Thursday, 19 January 2017

TUMBLER RIDGE DINOSAUR TRACKWAY

Heidi Henderson with Daniel & Charles Helm, Tumbler Ridge
In 2000, Mark Turner and Daniel Helm were tubing down the rapids of Flatbed Creek just below Tumbler Ridge.

As they walked up the shoreline excitement began to build as they quickly recognized a series of regular depressions as dinosaur footprints.

Their discovery spurred an infusion of tourism and research in the area and the birth of the Peace Region Palaeontology Society and Dinosaur Centre.

The Hudson's Hope Museum has an extensive collection of terrestrial and marine fossils from the area. They feature ichthysaurs, a marine reptile and hadrosaur tracks.

The tracks the boys found were identified the following year by Rich McCrae as those of a large quadrupedal dinosaur, Tetrapodosaurus borealis, an ichnotaxon liked to ankylosaurs.

Closer study and excavation of the area yielded a 25 cm dinosaur bone thus doubling the number of dinosaur bones known from British Columbia at the time.

The dinosaur finds near Tumbler Ridge are significant. Several thousand bone fragments have been collected, recorded and now reside within the PRPRC collections, making for one of the most complete assemblages for dinosaur material from this age.

Recently, Liz Nicholls wrote up an ichthyosaur from the Upper Triassic Pardonet Formation, Shonisaurus sikanniensis. This big fellow is estimated to have grown to 21 metres (69 FT) in length, making him the largest marine reptile on record.

This find might never have happened or been hugely delayed if not for the keen eyes of two young boys. All this from a days tubing on the river.

Some of these precious fossil sites are threatened by the Site C Dam. More than the fossils, the Dam will destroy one of the world's precious wildlife corridors and submerge valuable carbon sinks and agricultural land therein threatening instead of promoting food security in the North.

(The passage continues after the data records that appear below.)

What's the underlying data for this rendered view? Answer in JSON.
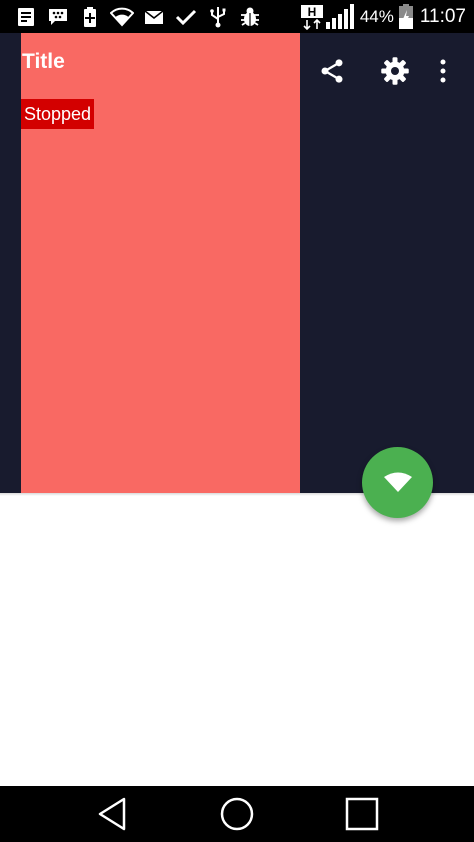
{
  "status_bar": {
    "battery_percent": "44%",
    "time": "11:07",
    "network_type": "H",
    "notification_icons": [
      "notes-icon",
      "bbm-icon",
      "battery-saver-icon",
      "wifi-icon",
      "email-icon",
      "check-icon",
      "usb-icon",
      "debug-icon"
    ]
  },
  "toolbar": {
    "title": "Title",
    "actions": [
      "share-icon",
      "settings-icon",
      "overflow-menu-icon"
    ]
  },
  "content": {
    "status_label": "Stopped"
  },
  "fab": {
    "icon": "wifi-icon",
    "color": "#4bb050"
  },
  "colors": {
    "background_dark": "#181b2e",
    "panel": "#f96963",
    "status_badge": "#d30000"
  },
  "nav_bar": {
    "buttons": [
      "back-icon",
      "home-icon",
      "recents-icon"
    ]
  }
}
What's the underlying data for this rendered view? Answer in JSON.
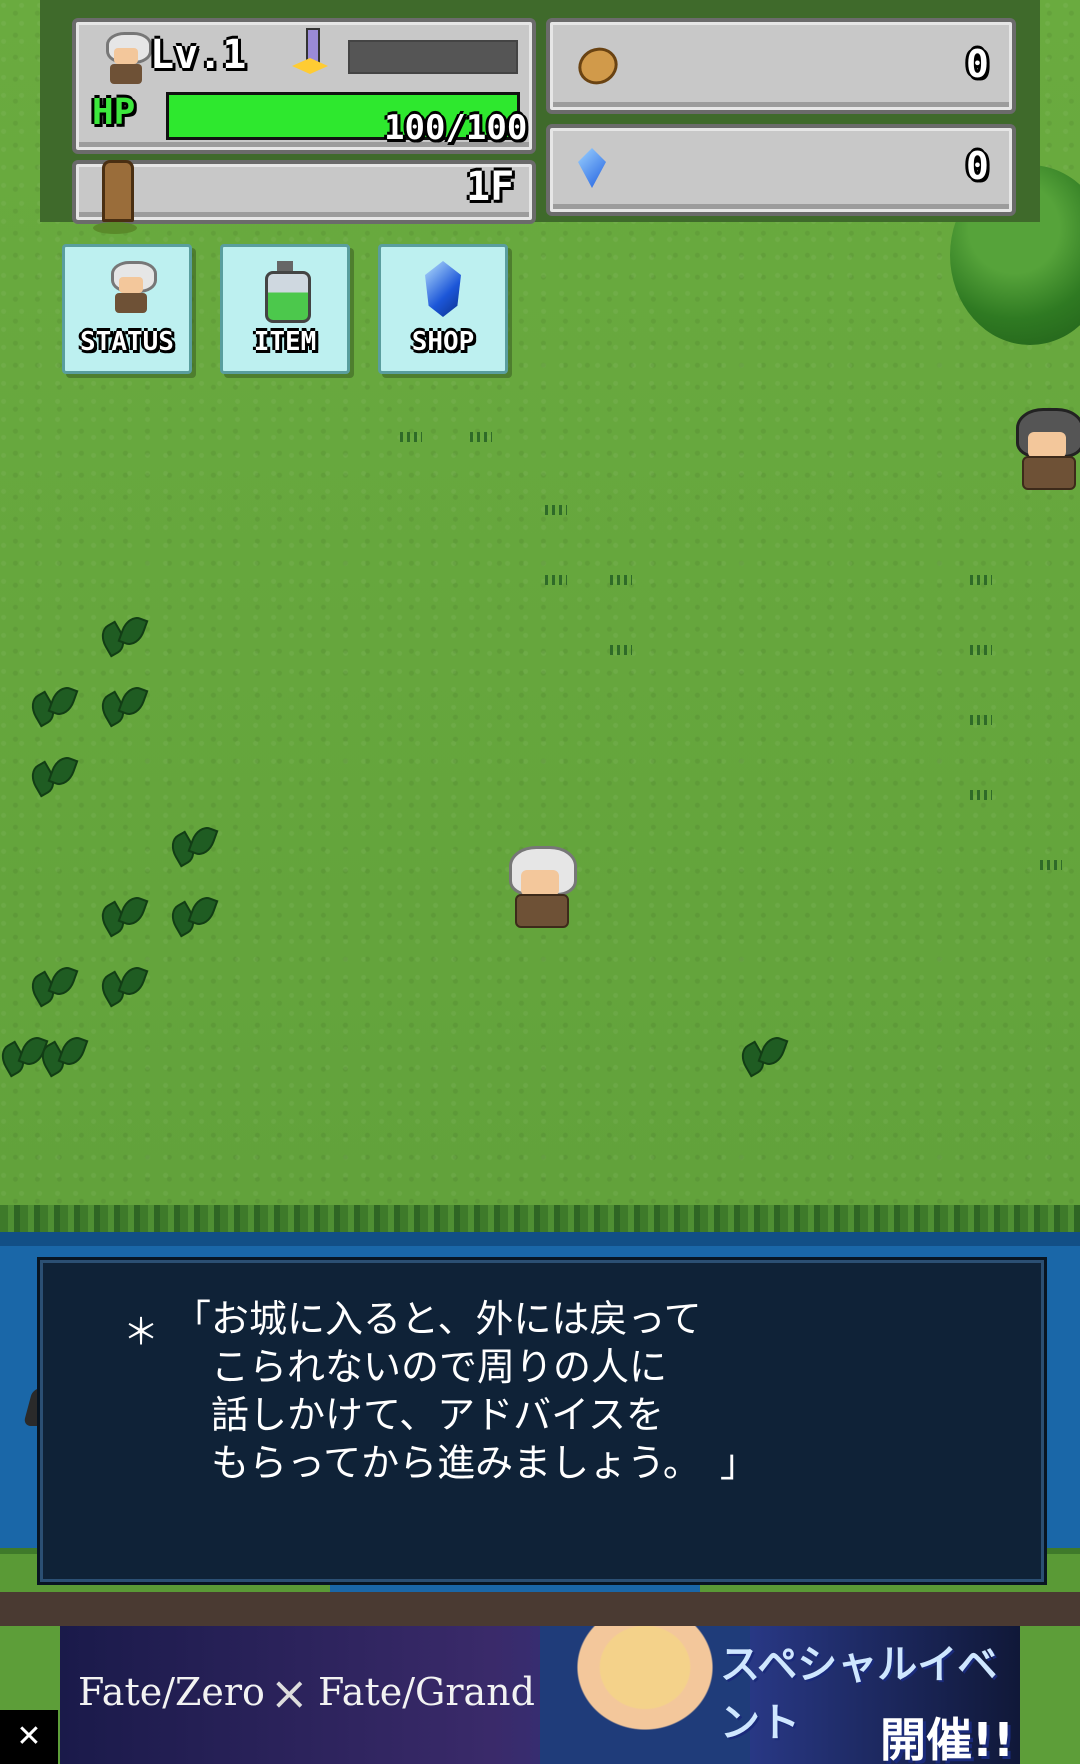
{
  "hud": {
    "level_label": "Lv.1",
    "hp_label": "HP",
    "hp_text": "100/100",
    "hp_fraction": 1.0,
    "exp_fraction": 0.0,
    "floor_label": "1F",
    "coins": "0",
    "gems": "0"
  },
  "menu": {
    "status_label": "STATUS",
    "item_label": "ITEM",
    "shop_label": "SHOP"
  },
  "dialog": {
    "prefix": "＊",
    "text": "「お城に入ると、外には戻って\n　こられないので周りの人に\n　話しかけて、アドバイスを\n　もらってから進みましょう。　」"
  },
  "ad": {
    "fate_zero": "Fate/Zero",
    "cross": "×",
    "fate_go": "Fate/Grand Order",
    "title": "スペシャルイベント",
    "subtitle": "開催!!",
    "close": "✕"
  },
  "colors": {
    "grass": "#6aab3f",
    "water": "#1a67a8",
    "hp_green": "#2ee82e",
    "menu_bg": "#bdf0f0",
    "dialog_bg": "#0f2237"
  },
  "icons": [
    "avatar-icon",
    "sword-icon",
    "coin-icon",
    "gem-icon",
    "pillar-icon",
    "potion-icon"
  ]
}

The true reveal for the paleontological significance is still to come. There are Triassic marine outcrops in northern British Columbia that extend from Wapiti Lake to the Yukon border. I'm excited for the future of paleontology in the region as more of these fruitful outcrops are discovered, collected and studied.